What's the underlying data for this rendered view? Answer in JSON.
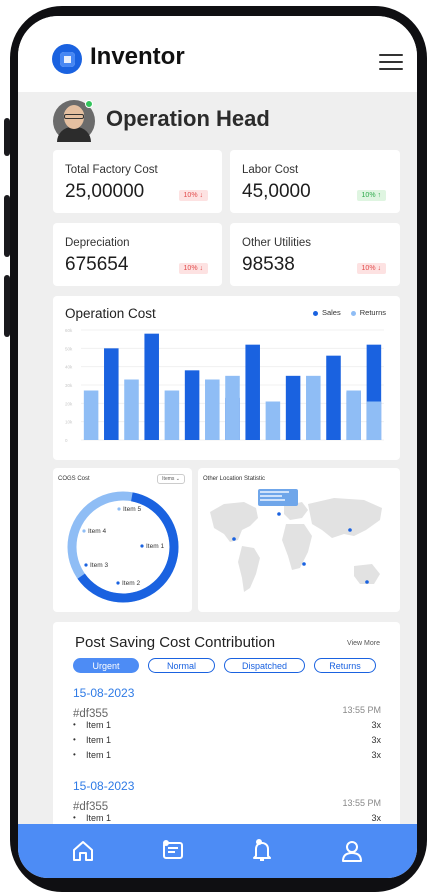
{
  "app": {
    "title": "Inventor"
  },
  "profile": {
    "role": "Operation Head"
  },
  "stats": [
    {
      "label": "Total Factory Cost",
      "value": "25,00000",
      "badge": "10% ↓",
      "trend": "down"
    },
    {
      "label": "Labor Cost",
      "value": "45,0000",
      "badge": "10% ↑",
      "trend": "up"
    },
    {
      "label": "Depreciation",
      "value": "675654",
      "badge": "10% ↓",
      "trend": "down"
    },
    {
      "label": "Other Utilities",
      "value": "98538",
      "badge": "10% ↓",
      "trend": "down"
    }
  ],
  "chart_data": {
    "type": "bar",
    "title": "Operation Cost",
    "legend_position": "top-right",
    "ylim": [
      0,
      60
    ],
    "yticks": [
      "0",
      "10k",
      "20k",
      "30k",
      "40k",
      "50k",
      "60k"
    ],
    "series": [
      {
        "name": "Sales",
        "color": "#1a62e0",
        "values": [
          null,
          50,
          null,
          58,
          null,
          38,
          null,
          23,
          52,
          null,
          35,
          null,
          46,
          26,
          52
        ]
      },
      {
        "name": "Returns",
        "color": "#8fbdf5",
        "values": [
          27,
          null,
          33,
          null,
          27,
          null,
          33,
          35,
          null,
          21,
          null,
          35,
          null,
          27,
          21
        ]
      }
    ],
    "grid": true
  },
  "cogs": {
    "title": "COGS Cost",
    "dropdown": "Items",
    "items": [
      "Item 5",
      "Item 4",
      "Item 1",
      "Item 3",
      "Item 2"
    ],
    "colors": {
      "ring_dark": "#1a62e0",
      "ring_light": "#8fbdf5"
    }
  },
  "location": {
    "title": "Other Location Statistic"
  },
  "post_saving": {
    "title": "Post Saving Cost Contribution",
    "view_more": "View More",
    "tabs": [
      "Urgent",
      "Normal",
      "Dispatched",
      "Returns"
    ],
    "entries": [
      {
        "date": "15-08-2023",
        "id": "#df355",
        "time": "13:55 PM",
        "items": [
          {
            "name": "Item 1",
            "qty": "3x"
          },
          {
            "name": "Item 1",
            "qty": "3x"
          },
          {
            "name": "Item 1",
            "qty": "3x"
          }
        ]
      },
      {
        "date": "15-08-2023",
        "id": "#df355",
        "time": "13:55 PM",
        "items": [
          {
            "name": "Item 1",
            "qty": "3x"
          }
        ]
      }
    ]
  },
  "nav": [
    "home-icon",
    "message-icon",
    "bell-icon",
    "user-icon"
  ],
  "colors": {
    "accent": "#4d8cf5",
    "brand": "#1a62e0",
    "danger": "#e24b4b",
    "success": "#2eaa4c"
  }
}
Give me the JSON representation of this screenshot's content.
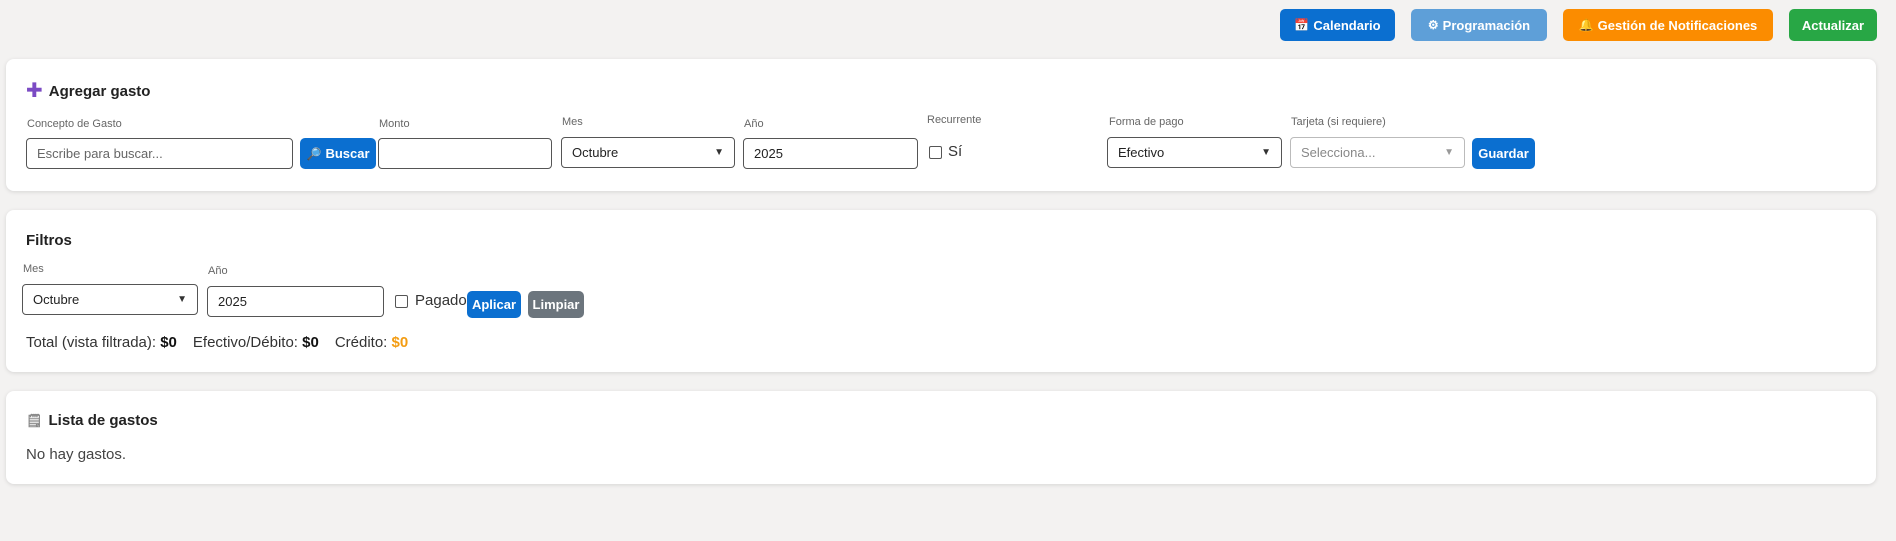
{
  "topbar": {
    "calendar_label": "Calendario",
    "programming_label": "Programación",
    "notifications_label": "Gestión de Notificaciones",
    "update_label": "Actualizar"
  },
  "add_expense": {
    "title": "Agregar gasto",
    "concept_label": "Concepto de Gasto",
    "concept_placeholder": "Escribe para buscar...",
    "search_label": "Buscar",
    "amount_label": "Monto",
    "amount_value": "",
    "month_label": "Mes",
    "month_value": "Octubre",
    "year_label": "Año",
    "year_value": "2025",
    "recurrent_label": "Recurrente",
    "recurrent_check_label": "Sí",
    "payment_label": "Forma de pago",
    "payment_value": "Efectivo",
    "card_label": "Tarjeta (si requiere)",
    "card_placeholder": "Selecciona...",
    "save_label": "Guardar"
  },
  "filters": {
    "title": "Filtros",
    "month_label": "Mes",
    "month_value": "Octubre",
    "year_label": "Año",
    "year_value": "2025",
    "paid_label": "Pagado",
    "apply_label": "Aplicar",
    "clear_label": "Limpiar",
    "total_label": "Total (vista filtrada):",
    "total_value": "$0",
    "cash_label": "Efectivo/Débito:",
    "cash_value": "$0",
    "credit_label": "Crédito:",
    "credit_value": "$0"
  },
  "list": {
    "title": "Lista de gastos",
    "empty_text": "No hay gastos."
  },
  "colors": {
    "primary": "#0b6fd0",
    "secondary": "#5e9fd8",
    "warning": "#fb8c00",
    "success": "#28a745",
    "muted": "#6c757d",
    "credit": "#f39c12"
  },
  "icons": [
    "calendar-icon",
    "gear-icon",
    "bell-icon",
    "plus-icon",
    "magnifier-icon",
    "notepad-icon"
  ]
}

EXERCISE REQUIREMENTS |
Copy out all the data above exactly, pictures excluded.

YOUR SOLUTION |
What's the underlying data for this rendered view? Answer in JSON.
{
  "app": {
    "title": "Inventor"
  },
  "profile": {
    "role": "Operation Head"
  },
  "stats": [
    {
      "label": "Total Factory Cost",
      "value": "25,00000",
      "badge": "10% ↓",
      "trend": "down"
    },
    {
      "label": "Labor Cost",
      "value": "45,0000",
      "badge": "10% ↑",
      "trend": "up"
    },
    {
      "label": "Depreciation",
      "value": "675654",
      "badge": "10% ↓",
      "trend": "down"
    },
    {
      "label": "Other Utilities",
      "value": "98538",
      "badge": "10% ↓",
      "trend": "down"
    }
  ],
  "chart_data": {
    "type": "bar",
    "title": "Operation Cost",
    "legend_position": "top-right",
    "ylim": [
      0,
      60
    ],
    "yticks": [
      "0",
      "10k",
      "20k",
      "30k",
      "40k",
      "50k",
      "60k"
    ],
    "series": [
      {
        "name": "Sales",
        "color": "#1a62e0",
        "values": [
          null,
          50,
          null,
          58,
          null,
          38,
          null,
          23,
          52,
          null,
          35,
          null,
          46,
          26,
          52
        ]
      },
      {
        "name": "Returns",
        "color": "#8fbdf5",
        "values": [
          27,
          null,
          33,
          null,
          27,
          null,
          33,
          35,
          null,
          21,
          null,
          35,
          null,
          27,
          21
        ]
      }
    ],
    "grid": true
  },
  "cogs": {
    "title": "COGS Cost",
    "dropdown": "Items",
    "items": [
      "Item 5",
      "Item 4",
      "Item 1",
      "Item 3",
      "Item 2"
    ],
    "colors": {
      "ring_dark": "#1a62e0",
      "ring_light": "#8fbdf5"
    }
  },
  "location": {
    "title": "Other Location Statistic"
  },
  "post_saving": {
    "title": "Post Saving Cost Contribution",
    "view_more": "View More",
    "tabs": [
      "Urgent",
      "Normal",
      "Dispatched",
      "Returns"
    ],
    "entries": [
      {
        "date": "15-08-2023",
        "id": "#df355",
        "time": "13:55 PM",
        "items": [
          {
            "name": "Item 1",
            "qty": "3x"
          },
          {
            "name": "Item 1",
            "qty": "3x"
          },
          {
            "name": "Item 1",
            "qty": "3x"
          }
        ]
      },
      {
        "date": "15-08-2023",
        "id": "#df355",
        "time": "13:55 PM",
        "items": [
          {
            "name": "Item 1",
            "qty": "3x"
          }
        ]
      }
    ]
  },
  "nav": [
    "home-icon",
    "message-icon",
    "bell-icon",
    "user-icon"
  ],
  "colors": {
    "accent": "#4d8cf5",
    "brand": "#1a62e0",
    "danger": "#e24b4b",
    "success": "#2eaa4c"
  }
}
Give me the JSON representation of this screenshot's content.
{
  "topbar": {
    "calendar_label": "Calendario",
    "programming_label": "Programación",
    "notifications_label": "Gestión de Notificaciones",
    "update_label": "Actualizar"
  },
  "add_expense": {
    "title": "Agregar gasto",
    "concept_label": "Concepto de Gasto",
    "concept_placeholder": "Escribe para buscar...",
    "search_label": "Buscar",
    "amount_label": "Monto",
    "amount_value": "",
    "month_label": "Mes",
    "month_value": "Octubre",
    "year_label": "Año",
    "year_value": "2025",
    "recurrent_label": "Recurrente",
    "recurrent_check_label": "Sí",
    "payment_label": "Forma de pago",
    "payment_value": "Efectivo",
    "card_label": "Tarjeta (si requiere)",
    "card_placeholder": "Selecciona...",
    "save_label": "Guardar"
  },
  "filters": {
    "title": "Filtros",
    "month_label": "Mes",
    "month_value": "Octubre",
    "year_label": "Año",
    "year_value": "2025",
    "paid_label": "Pagado",
    "apply_label": "Aplicar",
    "clear_label": "Limpiar",
    "total_label": "Total (vista filtrada):",
    "total_value": "$0",
    "cash_label": "Efectivo/Débito:",
    "cash_value": "$0",
    "credit_label": "Crédito:",
    "credit_value": "$0"
  },
  "list": {
    "title": "Lista de gastos",
    "empty_text": "No hay gastos."
  },
  "colors": {
    "primary": "#0b6fd0",
    "secondary": "#5e9fd8",
    "warning": "#fb8c00",
    "success": "#28a745",
    "muted": "#6c757d",
    "credit": "#f39c12"
  },
  "icons": [
    "calendar-icon",
    "gear-icon",
    "bell-icon",
    "plus-icon",
    "magnifier-icon",
    "notepad-icon"
  ]
}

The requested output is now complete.